- Mark off where the bookshelf will attach to the bottom with a pencil.
- Cover the area with wood glue and set the bookshelf on top.
- You can pre-drill the holes on the bottom of the support piece that will attach the corner to the sides. These last screws can be added when you get the desk in place.
- Repeat this on the other side.
Optional step – The bookshelves are open on the back side. I was imagining lots of things getting shoved through the back. We added scrap wooden boards to the back of the bookshelves to make it harder for things to fall out the back of the desk.
Flip the pieces over and make sure they fit together. This is what the desk looks like without trim. We decided at this point to add cross brace pieces between the legs in a “V” shape using more scrap wood.
add trim to the front of the desk
I wanted to trim out the front edges of the desk. This isn’t a required step, but I thought it would look more finished. Figuring out the trim pieces for the sides was pretty simple since the angles were 45 degrees. The corner angles are a bit more complicated. As always, it pays to measure twice and cut once.
We measured the angles for the trim pieces in the drawing below. I learned from Grant that you should get a little more trim than you think you need. He also taught me that undercutting the angles and trimming them until you get them exactly right is the best thing to do for the tricky angles.
Attach the trim using a nail finish nail gun and finish nails.
Sand and Stain
The next step in the process is to sand and stain the wood. I sanded lightly with a hand held sander using 400 grit sandpaper. I purchased a stain + poly combination product. After the first coat it looked pretty bad. I sanded lightly again and applied a second coat. It looked better. I decided to do it one more time.
Each time I sanded it was a very light sanding which took only about 15 minutes. I like to apply the stain with foam brush and wipe after with a lint free cloth.
As I mentioned, this piece was too large to put together and then move inside. We moved the three pieces into the room and then screwed it together. The only screws left to add were on the underside of each support piece. I am very happy with how this custom desk turned out and it was a fairly easy build. Turns out it was the perfect desk for this corner space and the best part is I now have a little more storage space!
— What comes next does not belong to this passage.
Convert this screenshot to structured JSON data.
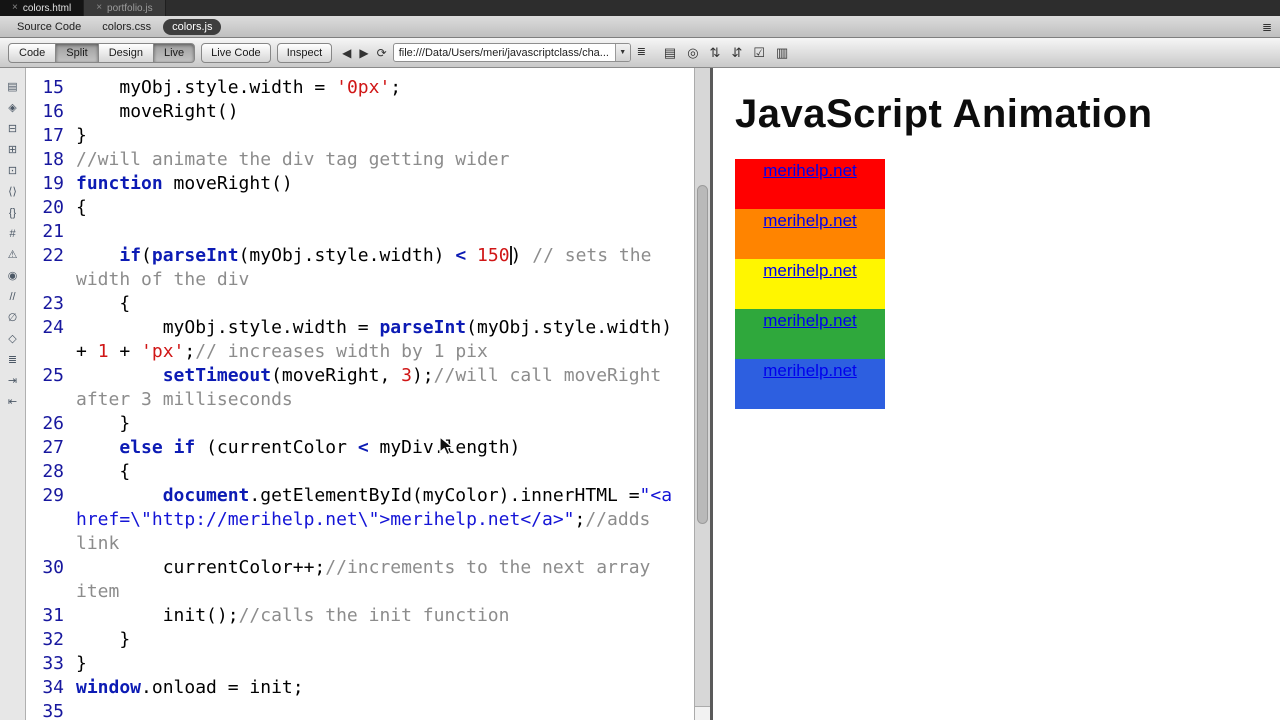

Other Building Projects
I mentioned at the top that this is a building project hop. Let’s see some of the other building projects.
Easy Heavy Duty DIY Garage Shelf – Chas’ Crazy Creations
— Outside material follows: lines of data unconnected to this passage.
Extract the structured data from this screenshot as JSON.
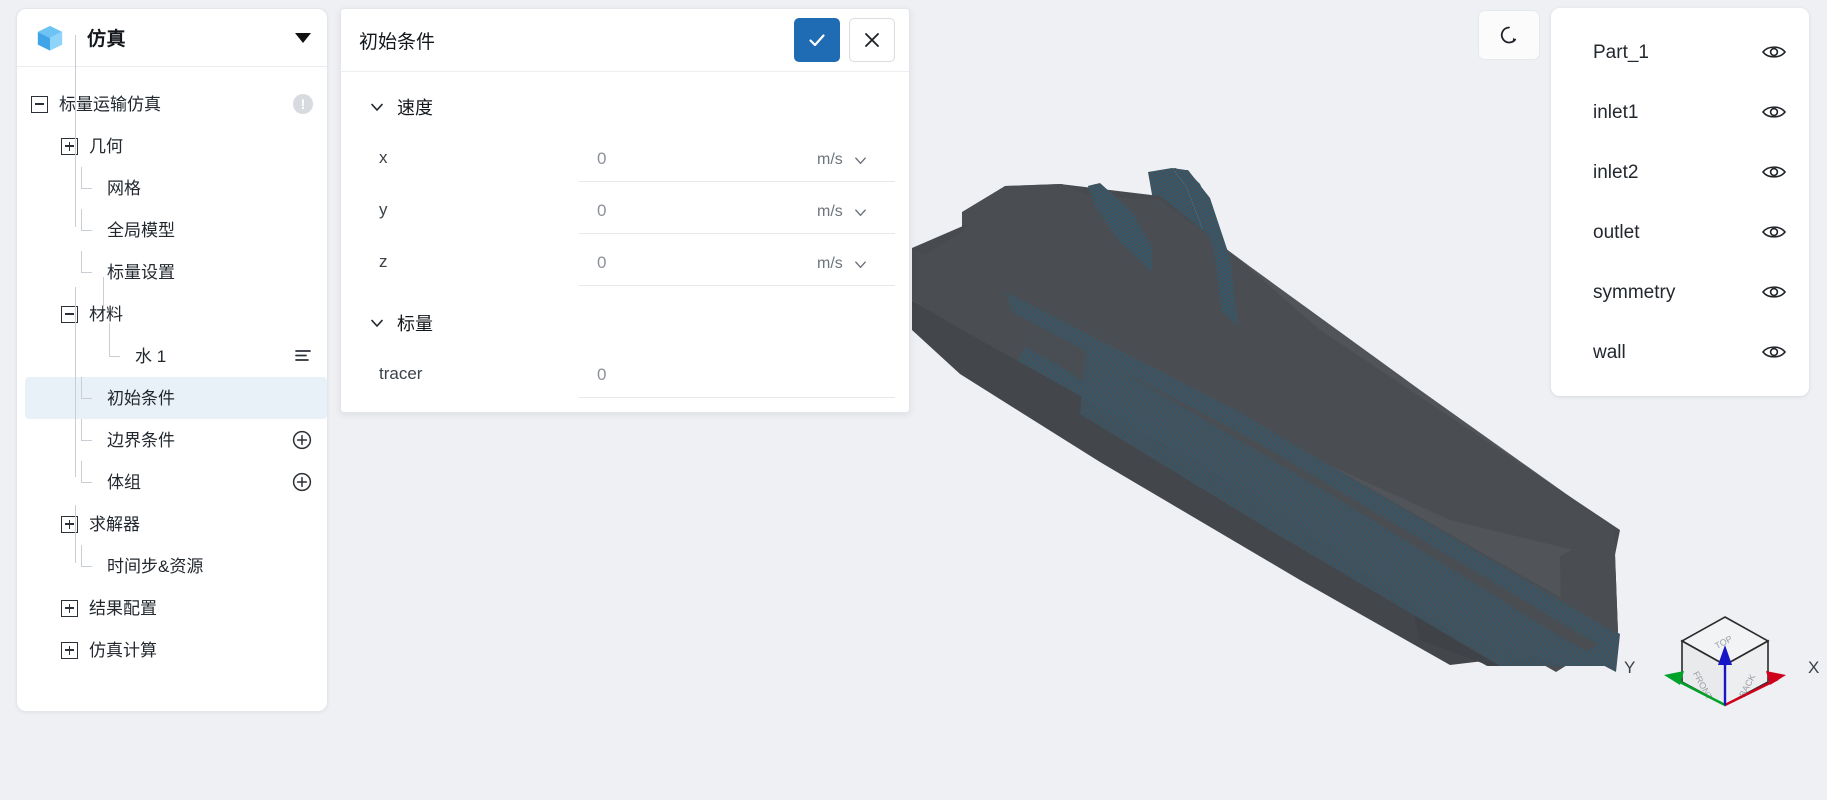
{
  "app": {
    "title": "仿真",
    "logo_icon": "cube-icon",
    "caret_icon": "caret-down-icon"
  },
  "sidebar": {
    "tree": [
      {
        "label": "标量运输仿真",
        "toggle": "minus",
        "depth": 0,
        "badge": "!",
        "badge_icon": "warning-icon"
      },
      {
        "label": "几何",
        "toggle": "plus",
        "depth": 1
      },
      {
        "label": "网格",
        "toggle": "leaf",
        "depth": 2
      },
      {
        "label": "全局模型",
        "toggle": "leaf",
        "depth": 2
      },
      {
        "label": "标量设置",
        "toggle": "leaf",
        "depth": 2
      },
      {
        "label": "材料",
        "toggle": "minus",
        "depth": 1
      },
      {
        "label": "水 1",
        "toggle": "leaf",
        "depth": 3,
        "action_icon": "list-menu-icon"
      },
      {
        "label": "初始条件",
        "toggle": "leaf",
        "depth": 2,
        "selected": true
      },
      {
        "label": "边界条件",
        "toggle": "leaf",
        "depth": 2,
        "action_icon": "plus-circle-icon"
      },
      {
        "label": "体组",
        "toggle": "leaf",
        "depth": 2,
        "action_icon": "plus-circle-icon"
      },
      {
        "label": "求解器",
        "toggle": "plus",
        "depth": 1
      },
      {
        "label": "时间步&资源",
        "toggle": "leaf",
        "depth": 2
      },
      {
        "label": "结果配置",
        "toggle": "plus",
        "depth": 1
      },
      {
        "label": "仿真计算",
        "toggle": "plus",
        "depth": 1
      }
    ]
  },
  "dialog": {
    "title": "初始条件",
    "confirm_label": "✓",
    "confirm_icon": "check-icon",
    "cancel_icon": "close-icon",
    "sections": [
      {
        "title": "速度",
        "chevron_icon": "chevron-down-icon",
        "fields": [
          {
            "name": "x",
            "value": "0",
            "placeholder": "0",
            "unit": "m/s",
            "unit_icon": "chevron-down-icon"
          },
          {
            "name": "y",
            "value": "0",
            "placeholder": "0",
            "unit": "m/s",
            "unit_icon": "chevron-down-icon"
          },
          {
            "name": "z",
            "value": "0",
            "placeholder": "0",
            "unit": "m/s",
            "unit_icon": "chevron-down-icon"
          }
        ]
      },
      {
        "title": "标量",
        "chevron_icon": "chevron-down-icon",
        "fields": [
          {
            "name": "tracer",
            "value": "0",
            "placeholder": "0",
            "unit": "",
            "unit_icon": ""
          }
        ]
      }
    ]
  },
  "parts_panel": {
    "items": [
      {
        "label": "Part_1",
        "visibility_icon": "eye-icon"
      },
      {
        "label": "inlet1",
        "visibility_icon": "eye-icon"
      },
      {
        "label": "inlet2",
        "visibility_icon": "eye-icon"
      },
      {
        "label": "outlet",
        "visibility_icon": "eye-icon"
      },
      {
        "label": "symmetry",
        "visibility_icon": "eye-icon"
      },
      {
        "label": "wall",
        "visibility_icon": "eye-icon"
      }
    ]
  },
  "viewport": {
    "reset_icon": "reset-view-icon",
    "gizmo": {
      "axis_x_label": "X",
      "axis_y_label": "Y",
      "face_top": "TOP",
      "face_front": "FRONT",
      "face_back": "BACK"
    },
    "colors": {
      "background": "#eef0f4",
      "surface": "#4a4e52",
      "mesh_edge": "#2b5c76",
      "axis_x": "#d0021b",
      "axis_y": "#00a229",
      "axis_z": "#1717c8"
    }
  },
  "theme": {
    "accent": "#1f6cb4",
    "selected_row": "#e9f1f8",
    "panel_bg": "#ffffff",
    "page_bg": "#eef0f4"
  }
}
DIY Farmhouse Coffee Cup Stand – The House on Silverado
Building a Hallway and Closet into a Storage Room – Grandma’s House DIY
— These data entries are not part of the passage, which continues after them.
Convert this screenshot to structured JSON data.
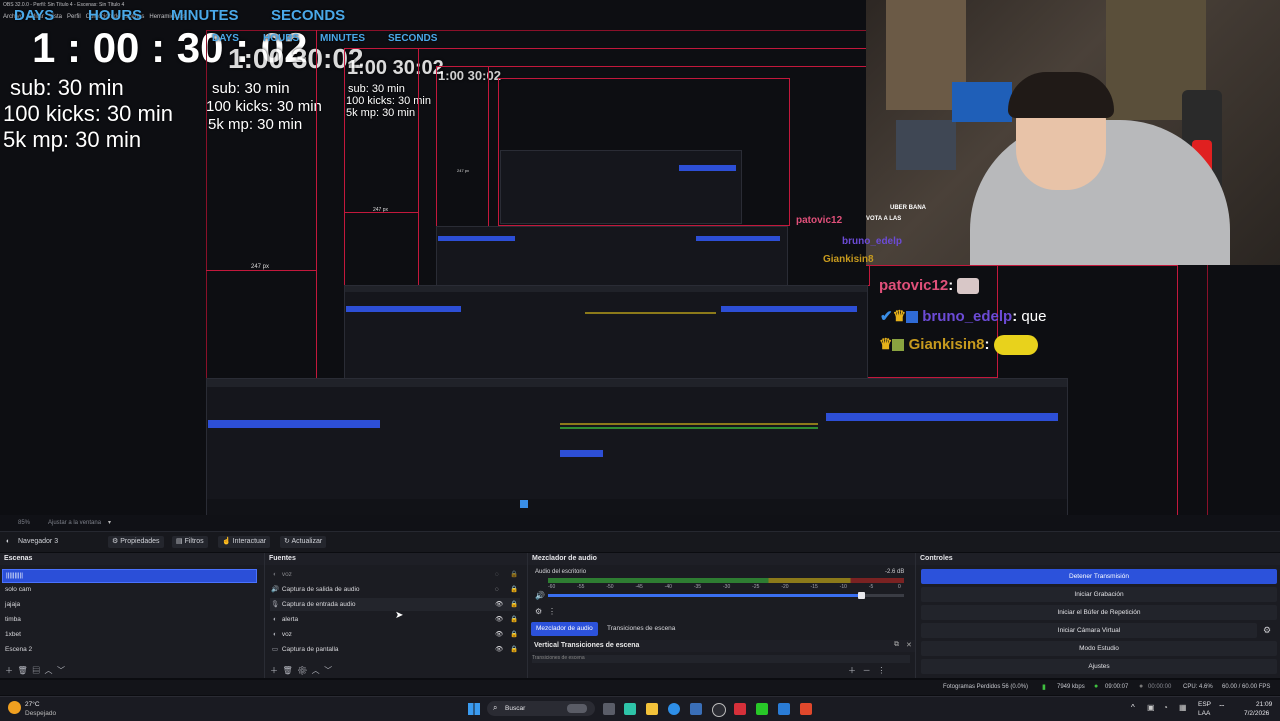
{
  "window": {
    "title": "OBS 32.0.0 - Perfil: Sin Título 4 - Escenas: Sin Título 4",
    "menu": [
      "Archivo",
      "Editar",
      "Vista",
      "Perfil",
      "Colección de escenas",
      "Herramientas"
    ]
  },
  "overlay": {
    "timer_labels": {
      "days": "DAYS",
      "hours": "HOURS",
      "minutes": "MINUTES",
      "seconds": "SECONDS"
    },
    "time": {
      "days": "1",
      "hours": "00",
      "minutes": "30",
      "seconds": "02"
    },
    "goals": [
      "sub: 30 min",
      "100 kicks: 30 min",
      "5k mp: 30 min"
    ]
  },
  "recursive_preview": {
    "dimension_labels": [
      "247 px",
      "247 px",
      "247 px"
    ]
  },
  "chat": [
    {
      "user": "patovic12",
      "text": "",
      "color": "#e0507a"
    },
    {
      "user": "bruno_edelp",
      "text": "que",
      "color": "#6c4bd6"
    },
    {
      "user": "Giankisin8",
      "text": "",
      "color": "#c79a1e"
    }
  ],
  "chat_small": [
    "UBER BANA",
    "VOTA A LAS"
  ],
  "status_top": {
    "zoom": "85%",
    "fit": "Ajustar a la ventana"
  },
  "toolbar": {
    "scene_name": "Navegador 3",
    "properties": "Propiedades",
    "filters": "Filtros",
    "interact": "Interactuar",
    "refresh": "Actualizar"
  },
  "scenes": {
    "title": "Escenas",
    "items": [
      "||||||||||",
      "solo cam",
      "jajaja",
      "timba",
      "1xbet",
      "Escena 2"
    ]
  },
  "sources": {
    "title": "Fuentes",
    "items": [
      "voz",
      "Captura de salida de audio",
      "Captura de entrada audio",
      "alerta",
      "voz",
      "Captura de pantalla"
    ]
  },
  "mixer": {
    "title": "Mezclador de audio",
    "channel": "Audio del escritorio",
    "db": "-2.6 dB",
    "scale": [
      "-60",
      "-55",
      "-50",
      "-45",
      "-40",
      "-35",
      "-30",
      "-25",
      "-20",
      "-15",
      "-10",
      "-5",
      "0"
    ],
    "tab_mixer": "Mezclador de audio",
    "tab_transitions": "Transiciones de escena",
    "vertical_title": "Vertical Transiciones de escena",
    "vertical_sub": "Transiciones de escena",
    "volume": 0.88
  },
  "controls": {
    "title": "Controles",
    "buttons": [
      "Detener Transmisión",
      "Iniciar Grabación",
      "Iniciar el Búfer de Repetición",
      "Iniciar Cámara Virtual",
      "Modo Estudio",
      "Ajustes"
    ]
  },
  "obs_status": {
    "dropped": "Fotogramas Perdidos 56 (0.0%)",
    "kbps": "7949 kbps",
    "stream_time": "09:00:07",
    "rec_time": "00:00:00",
    "cpu": "CPU: 4.6%",
    "fps": "60.00 / 60.00 FPS"
  },
  "taskbar": {
    "weather_temp": "27°C",
    "weather_desc": "Despejado",
    "search": "Buscar",
    "lang1": "ESP",
    "lang2": "LAA",
    "time": "21:09",
    "date": "7/2/2026"
  },
  "colors": {
    "accent": "#2c52db",
    "record_border": "#c2183c",
    "timer_blue": "#4aa8e8"
  }
}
How to Make a Faux Fireplace Mantel Surround – Shiplap and Shells
DIY Outdoor Bench – Life at Bella Terra
How to Install a Wood Trim Accent Wall – Health Home & Heart
Easy Bird House Plans – Kippi At Home